Web page and app entries:
....
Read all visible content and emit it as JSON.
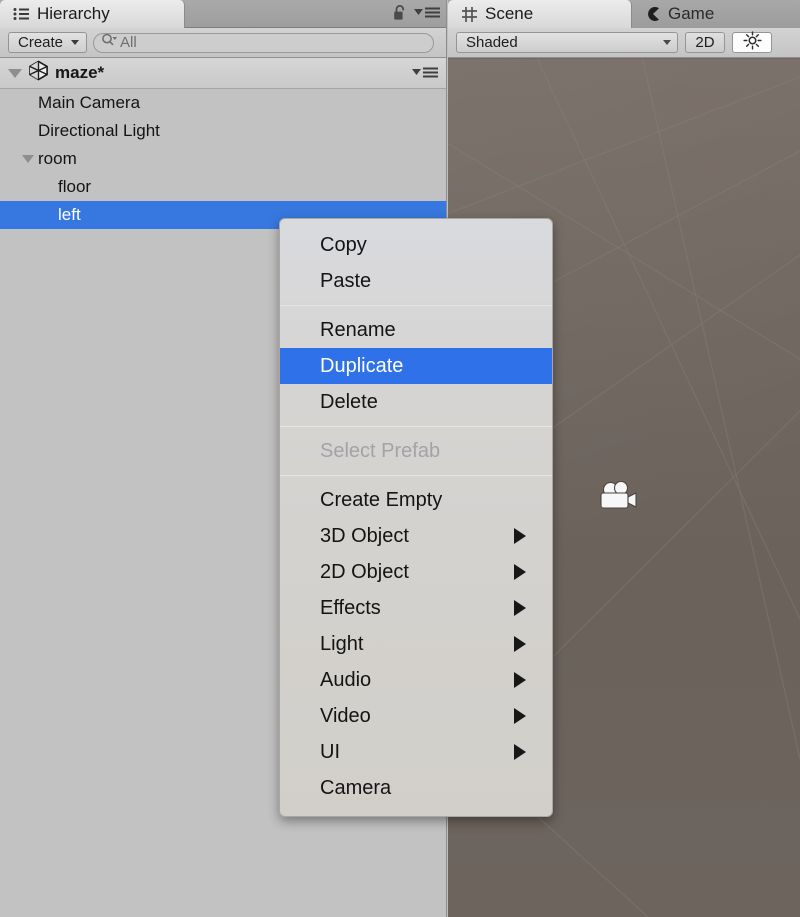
{
  "hierarchy": {
    "tab_label": "Hierarchy",
    "tab_icon": "list-icon",
    "lock_icon": "padlock-icon",
    "options_icon": "panel-options-icon",
    "toolbar": {
      "create_label": "Create",
      "create_caret_icon": "chevron-down-icon",
      "search_icon": "search-icon",
      "search_value": "All",
      "search_placeholder": "All"
    },
    "scene_root": {
      "name": "maze*",
      "unity_icon": "unity-logo-icon",
      "twisty_icon": "triangle-down-icon",
      "options_icon": "panel-options-icon",
      "expanded": true
    },
    "tree": [
      {
        "label": "Main Camera",
        "depth": 1,
        "expandable": false,
        "selected": false
      },
      {
        "label": "Directional Light",
        "depth": 1,
        "expandable": false,
        "selected": false
      },
      {
        "label": "room",
        "depth": 1,
        "expandable": true,
        "selected": false
      },
      {
        "label": "floor",
        "depth": 2,
        "expandable": false,
        "selected": false
      },
      {
        "label": "left",
        "depth": 2,
        "expandable": false,
        "selected": true
      }
    ]
  },
  "scene": {
    "tabs": [
      {
        "label": "Scene",
        "icon": "grid-hash-icon",
        "active": true
      },
      {
        "label": "Game",
        "icon": "pacman-icon",
        "active": false
      }
    ],
    "toolbar": {
      "draw_mode": "Shaded",
      "draw_mode_caret_icon": "chevron-down-icon",
      "toggle_2d_label": "2D",
      "lighting_icon": "sun-icon",
      "lighting_active": true
    },
    "viewport": {
      "camera_gizmo_icon": "movie-camera-icon",
      "background_color": "#6f6660",
      "grid_line_color": "#8b8279"
    }
  },
  "context_menu": {
    "groups": [
      {
        "items": [
          {
            "label": "Copy",
            "submenu": false,
            "disabled": false,
            "highlighted": false
          },
          {
            "label": "Paste",
            "submenu": false,
            "disabled": false,
            "highlighted": false
          }
        ]
      },
      {
        "items": [
          {
            "label": "Rename",
            "submenu": false,
            "disabled": false,
            "highlighted": false
          },
          {
            "label": "Duplicate",
            "submenu": false,
            "disabled": false,
            "highlighted": true
          },
          {
            "label": "Delete",
            "submenu": false,
            "disabled": false,
            "highlighted": false
          }
        ]
      },
      {
        "items": [
          {
            "label": "Select Prefab",
            "submenu": false,
            "disabled": true,
            "highlighted": false
          }
        ]
      },
      {
        "items": [
          {
            "label": "Create Empty",
            "submenu": false,
            "disabled": false,
            "highlighted": false
          },
          {
            "label": "3D Object",
            "submenu": true,
            "disabled": false,
            "highlighted": false
          },
          {
            "label": "2D Object",
            "submenu": true,
            "disabled": false,
            "highlighted": false
          },
          {
            "label": "Effects",
            "submenu": true,
            "disabled": false,
            "highlighted": false
          },
          {
            "label": "Light",
            "submenu": true,
            "disabled": false,
            "highlighted": false
          },
          {
            "label": "Audio",
            "submenu": true,
            "disabled": false,
            "highlighted": false
          },
          {
            "label": "Video",
            "submenu": true,
            "disabled": false,
            "highlighted": false
          },
          {
            "label": "UI",
            "submenu": true,
            "disabled": false,
            "highlighted": false
          },
          {
            "label": "Camera",
            "submenu": false,
            "disabled": false,
            "highlighted": false
          }
        ]
      }
    ]
  },
  "colors": {
    "selection_blue": "#3778e0",
    "menu_highlight_blue": "#2f71e8",
    "panel_gray": "#c2c2c2",
    "scene_bg": "#6f6660"
  }
}
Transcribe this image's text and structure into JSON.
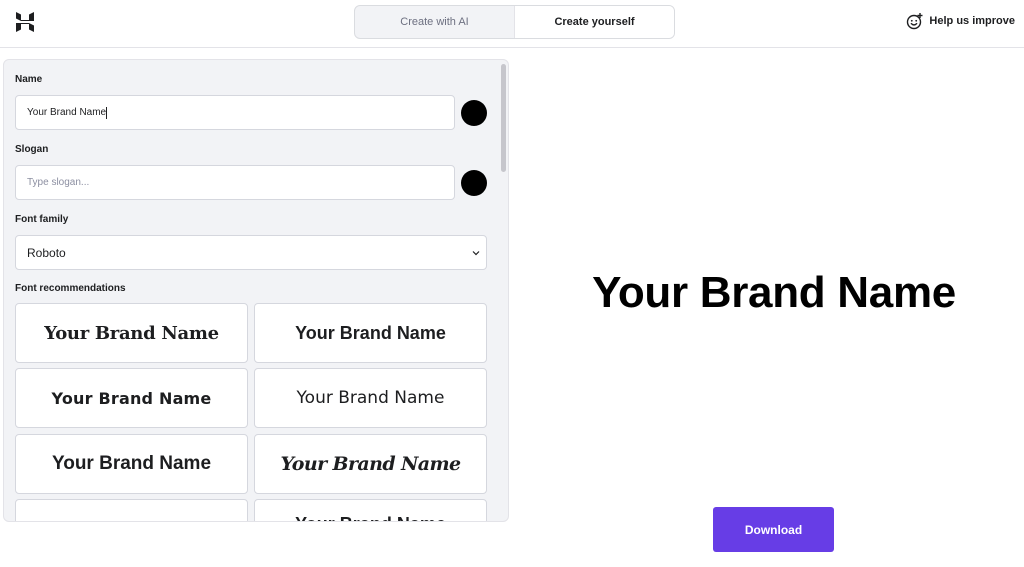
{
  "header": {
    "logo": "hostinger-logo-icon",
    "tabs": [
      {
        "label": "Create with AI",
        "active": false
      },
      {
        "label": "Create yourself",
        "active": true
      }
    ],
    "help_label": "Help us improve",
    "help_icon": "smiley-plus-icon"
  },
  "editor": {
    "name": {
      "label": "Name",
      "value": "Your Brand Name",
      "color": "#000000"
    },
    "slogan": {
      "label": "Slogan",
      "placeholder": "Type slogan...",
      "value": "",
      "color": "#000000"
    },
    "font_family": {
      "label": "Font family",
      "selected": "Roboto"
    },
    "font_recommendations": {
      "label": "Font recommendations",
      "items": [
        {
          "text": "Your Brand Name",
          "style": "serif-bold"
        },
        {
          "text": "Your Brand Name",
          "style": "sans-bold"
        },
        {
          "text": "Your Brand Name",
          "style": "sans-wide"
        },
        {
          "text": "Your Brand Name",
          "style": "sans-regular"
        },
        {
          "text": "Your Brand Name",
          "style": "sans-heavy"
        },
        {
          "text": "Your Brand Name",
          "style": "script"
        },
        {
          "text": "",
          "style": "partial"
        },
        {
          "text": "Your Brand Name",
          "style": "partial"
        }
      ]
    }
  },
  "preview": {
    "brand_name": "Your Brand Name",
    "download_label": "Download"
  },
  "colors": {
    "accent": "#673de6",
    "panel_bg": "#f2f3f6",
    "text": "#1d1e20"
  }
}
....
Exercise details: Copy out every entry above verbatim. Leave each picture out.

Output below:
Read all visible content and emit it as JSON.
{
  "hierarchy": {
    "tab_label": "Hierarchy",
    "tab_icon": "list-icon",
    "lock_icon": "padlock-icon",
    "options_icon": "panel-options-icon",
    "toolbar": {
      "create_label": "Create",
      "create_caret_icon": "chevron-down-icon",
      "search_icon": "search-icon",
      "search_value": "All",
      "search_placeholder": "All"
    },
    "scene_root": {
      "name": "maze*",
      "unity_icon": "unity-logo-icon",
      "twisty_icon": "triangle-down-icon",
      "options_icon": "panel-options-icon",
      "expanded": true
    },
    "tree": [
      {
        "label": "Main Camera",
        "depth": 1,
        "expandable": false,
        "selected": false
      },
      {
        "label": "Directional Light",
        "depth": 1,
        "expandable": false,
        "selected": false
      },
      {
        "label": "room",
        "depth": 1,
        "expandable": true,
        "selected": false
      },
      {
        "label": "floor",
        "depth": 2,
        "expandable": false,
        "selected": false
      },
      {
        "label": "left",
        "depth": 2,
        "expandable": false,
        "selected": true
      }
    ]
  },
  "scene": {
    "tabs": [
      {
        "label": "Scene",
        "icon": "grid-hash-icon",
        "active": true
      },
      {
        "label": "Game",
        "icon": "pacman-icon",
        "active": false
      }
    ],
    "toolbar": {
      "draw_mode": "Shaded",
      "draw_mode_caret_icon": "chevron-down-icon",
      "toggle_2d_label": "2D",
      "lighting_icon": "sun-icon",
      "lighting_active": true
    },
    "viewport": {
      "camera_gizmo_icon": "movie-camera-icon",
      "background_color": "#6f6660",
      "grid_line_color": "#8b8279"
    }
  },
  "context_menu": {
    "groups": [
      {
        "items": [
          {
            "label": "Copy",
            "submenu": false,
            "disabled": false,
            "highlighted": false
          },
          {
            "label": "Paste",
            "submenu": false,
            "disabled": false,
            "highlighted": false
          }
        ]
      },
      {
        "items": [
          {
            "label": "Rename",
            "submenu": false,
            "disabled": false,
            "highlighted": false
          },
          {
            "label": "Duplicate",
            "submenu": false,
            "disabled": false,
            "highlighted": true
          },
          {
            "label": "Delete",
            "submenu": false,
            "disabled": false,
            "highlighted": false
          }
        ]
      },
      {
        "items": [
          {
            "label": "Select Prefab",
            "submenu": false,
            "disabled": true,
            "highlighted": false
          }
        ]
      },
      {
        "items": [
          {
            "label": "Create Empty",
            "submenu": false,
            "disabled": false,
            "highlighted": false
          },
          {
            "label": "3D Object",
            "submenu": true,
            "disabled": false,
            "highlighted": false
          },
          {
            "label": "2D Object",
            "submenu": true,
            "disabled": false,
            "highlighted": false
          },
          {
            "label": "Effects",
            "submenu": true,
            "disabled": false,
            "highlighted": false
          },
          {
            "label": "Light",
            "submenu": true,
            "disabled": false,
            "highlighted": false
          },
          {
            "label": "Audio",
            "submenu": true,
            "disabled": false,
            "highlighted": false
          },
          {
            "label": "Video",
            "submenu": true,
            "disabled": false,
            "highlighted": false
          },
          {
            "label": "UI",
            "submenu": true,
            "disabled": false,
            "highlighted": false
          },
          {
            "label": "Camera",
            "submenu": false,
            "disabled": false,
            "highlighted": false
          }
        ]
      }
    ]
  },
  "colors": {
    "selection_blue": "#3778e0",
    "menu_highlight_blue": "#2f71e8",
    "panel_gray": "#c2c2c2",
    "scene_bg": "#6f6660"
  }
}
Transcribe this image's text and structure into JSON.
{
  "header": {
    "logo": "hostinger-logo-icon",
    "tabs": [
      {
        "label": "Create with AI",
        "active": false
      },
      {
        "label": "Create yourself",
        "active": true
      }
    ],
    "help_label": "Help us improve",
    "help_icon": "smiley-plus-icon"
  },
  "editor": {
    "name": {
      "label": "Name",
      "value": "Your Brand Name",
      "color": "#000000"
    },
    "slogan": {
      "label": "Slogan",
      "placeholder": "Type slogan...",
      "value": "",
      "color": "#000000"
    },
    "font_family": {
      "label": "Font family",
      "selected": "Roboto"
    },
    "font_recommendations": {
      "label": "Font recommendations",
      "items": [
        {
          "text": "Your Brand Name",
          "style": "serif-bold"
        },
        {
          "text": "Your Brand Name",
          "style": "sans-bold"
        },
        {
          "text": "Your Brand Name",
          "style": "sans-wide"
        },
        {
          "text": "Your Brand Name",
          "style": "sans-regular"
        },
        {
          "text": "Your Brand Name",
          "style": "sans-heavy"
        },
        {
          "text": "Your Brand Name",
          "style": "script"
        },
        {
          "text": "",
          "style": "partial"
        },
        {
          "text": "Your Brand Name",
          "style": "partial"
        }
      ]
    }
  },
  "preview": {
    "brand_name": "Your Brand Name",
    "download_label": "Download"
  },
  "colors": {
    "accent": "#673de6",
    "panel_bg": "#f2f3f6",
    "text": "#1d1e20"
  }
}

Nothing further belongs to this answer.